Posted on 28 January 2017 by Fr. John Zuhlsdorf
My in-box is filled with email from people who are frustrated, angry, confused.
I am with you. I jot people’s names down and I pray for you. I am shifting my other practices around to include mortifications. After all, as St. John Vianney said to another priest: “You have preached, you have prayed, but have you fasted? Have you taken the discipline? Have you slept on the floor? So long as you have done none of these things, you have no right to complain.” Therefore, I have to do more.
So, I pay attention to your notes and I can offer a bit of advice here and there (mainly about being patient). However, I can’t do anything more for you than that. Right?
That said, you are NOT without options. Allow me to spell out a couple of them.
First, put your time and treasure where you don’t doubt that it will be well used and not abused. Get my drift?
Next, write to your bishops and tell them exactly what you think and feel.

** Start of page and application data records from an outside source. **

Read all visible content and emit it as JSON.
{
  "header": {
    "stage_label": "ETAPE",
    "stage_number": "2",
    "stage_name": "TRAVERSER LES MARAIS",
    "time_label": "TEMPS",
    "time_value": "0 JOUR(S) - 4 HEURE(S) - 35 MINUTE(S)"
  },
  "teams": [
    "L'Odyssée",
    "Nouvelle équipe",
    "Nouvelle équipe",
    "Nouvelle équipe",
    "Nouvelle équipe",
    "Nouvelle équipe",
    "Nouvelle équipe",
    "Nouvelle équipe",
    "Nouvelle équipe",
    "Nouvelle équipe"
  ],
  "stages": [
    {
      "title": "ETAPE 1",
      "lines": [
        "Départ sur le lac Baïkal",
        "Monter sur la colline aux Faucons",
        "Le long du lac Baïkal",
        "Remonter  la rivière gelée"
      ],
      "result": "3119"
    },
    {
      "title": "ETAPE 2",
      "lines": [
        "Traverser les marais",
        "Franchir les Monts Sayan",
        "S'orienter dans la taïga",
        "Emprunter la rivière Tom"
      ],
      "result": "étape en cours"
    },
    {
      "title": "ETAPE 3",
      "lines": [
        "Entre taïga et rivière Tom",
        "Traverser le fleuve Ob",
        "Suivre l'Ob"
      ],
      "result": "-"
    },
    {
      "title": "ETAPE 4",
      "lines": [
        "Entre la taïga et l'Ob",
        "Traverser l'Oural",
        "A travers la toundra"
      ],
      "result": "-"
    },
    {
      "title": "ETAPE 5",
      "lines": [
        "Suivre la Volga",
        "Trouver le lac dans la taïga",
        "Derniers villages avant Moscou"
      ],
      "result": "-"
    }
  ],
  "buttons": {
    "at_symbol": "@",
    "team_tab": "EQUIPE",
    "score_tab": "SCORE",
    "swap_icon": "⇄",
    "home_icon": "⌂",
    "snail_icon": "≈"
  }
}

Of course, you need to follow also my rules for writing to ecclesiastics… unless you really want to be thought of as a crank and subsequently ignored. Go ahead and be a jerk, if you want, and hurt your cause and ours. Otherwise, keep it brief and be respectful, but also be crystal clear about what you think and feel.
Think about this. Bishops talk to each other. When they meet, they discuss what’s going on. They share what they hear. Give them a lot to think about and don’t let them off the hook.
You have the right and the obligation to make yourselves known:
Can. 212 … §2. The Christian faithful are free to make known to the pastors of the Church their needs, especially spiritual ones, and their desires.
§3. According to the knowledge, competence, and prestige which they possess, they have the right and even at times the duty to manifest to the sacred pastors their opinion on matters which pertain to the good of the Church and to make their opinion known to the rest of the Christian faithful, without prejudice to the integrity of faith and morals, with reverence toward their pastors, and attentive to common advantage and the dignity of persons.
If they write a snippy letter back to you… write again! And keep writing.
Bishop can (and do) grind priests into the gutter and wash them down the grate.
They can’t do that to lay people.
So, if you want something to happen – sure, you can write to me, but I am not in a position to do much.
YOU, dear lay people, have all the power.
And if your bishop is wonderful, doing great things, LET HIM KNOW! Tell him that you support him and even send him a check to apply to whatever he wants. “Your Excellency, I enclosed a check for a small amount. Get yourself a new zucchetto or take seminarians to supper. Whatever. You are appreciated.” Even if it is $10, the gesture will not be lost. Believe me. I get small donations from people and I am grateful for the gesture. There is no priest on earth worth his salt who doesn’t respect and venerate “the widow’s mite”.
And, if you support him and you tell him that you do, also tell him what you are concerned about.
Do NOT sit silently, wringing your hands. Fill that hand with a pen.
Tips for writing to the Vatican, bishops and priests
Fr. Z's original blog post can be found HERE. We are sharing it from our own blog only because adding a photo to the link makes this important blog post less likely to be simply scrolled by.
Please make yourselves known, please write your bishop, and please share!